[Items from an interface collection]

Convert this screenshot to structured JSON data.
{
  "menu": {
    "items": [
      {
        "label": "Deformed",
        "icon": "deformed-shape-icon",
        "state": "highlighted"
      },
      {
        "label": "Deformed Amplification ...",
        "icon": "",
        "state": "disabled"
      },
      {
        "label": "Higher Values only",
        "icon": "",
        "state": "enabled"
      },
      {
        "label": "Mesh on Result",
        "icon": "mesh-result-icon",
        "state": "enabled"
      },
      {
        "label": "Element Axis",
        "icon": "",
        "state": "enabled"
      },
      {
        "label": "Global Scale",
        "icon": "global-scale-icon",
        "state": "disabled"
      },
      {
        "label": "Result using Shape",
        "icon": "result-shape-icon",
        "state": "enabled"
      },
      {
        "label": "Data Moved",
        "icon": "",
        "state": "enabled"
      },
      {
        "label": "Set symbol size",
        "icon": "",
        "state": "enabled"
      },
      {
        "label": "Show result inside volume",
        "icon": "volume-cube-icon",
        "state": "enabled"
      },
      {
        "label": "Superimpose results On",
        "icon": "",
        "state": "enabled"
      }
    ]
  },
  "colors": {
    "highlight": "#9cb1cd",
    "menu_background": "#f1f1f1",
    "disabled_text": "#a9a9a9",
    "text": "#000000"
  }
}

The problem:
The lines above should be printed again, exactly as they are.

Answer for the task:
Convert this screenshot to structured JSON data.
{
  "menu": {
    "items": [
      {
        "label": "Deformed",
        "icon": "deformed-shape-icon",
        "state": "highlighted"
      },
      {
        "label": "Deformed Amplification ...",
        "icon": "",
        "state": "disabled"
      },
      {
        "label": "Higher Values only",
        "icon": "",
        "state": "enabled"
      },
      {
        "label": "Mesh on Result",
        "icon": "mesh-result-icon",
        "state": "enabled"
      },
      {
        "label": "Element Axis",
        "icon": "",
        "state": "enabled"
      },
      {
        "label": "Global Scale",
        "icon": "global-scale-icon",
        "state": "disabled"
      },
      {
        "label": "Result using Shape",
        "icon": "result-shape-icon",
        "state": "enabled"
      },
      {
        "label": "Data Moved",
        "icon": "",
        "state": "enabled"
      },
      {
        "label": "Set symbol size",
        "icon": "",
        "state": "enabled"
      },
      {
        "label": "Show result inside volume",
        "icon": "volume-cube-icon",
        "state": "enabled"
      },
      {
        "label": "Superimpose results On",
        "icon": "",
        "state": "enabled"
      }
    ]
  },
  "colors": {
    "highlight": "#9cb1cd",
    "menu_background": "#f1f1f1",
    "disabled_text": "#a9a9a9",
    "text": "#000000"
  }
}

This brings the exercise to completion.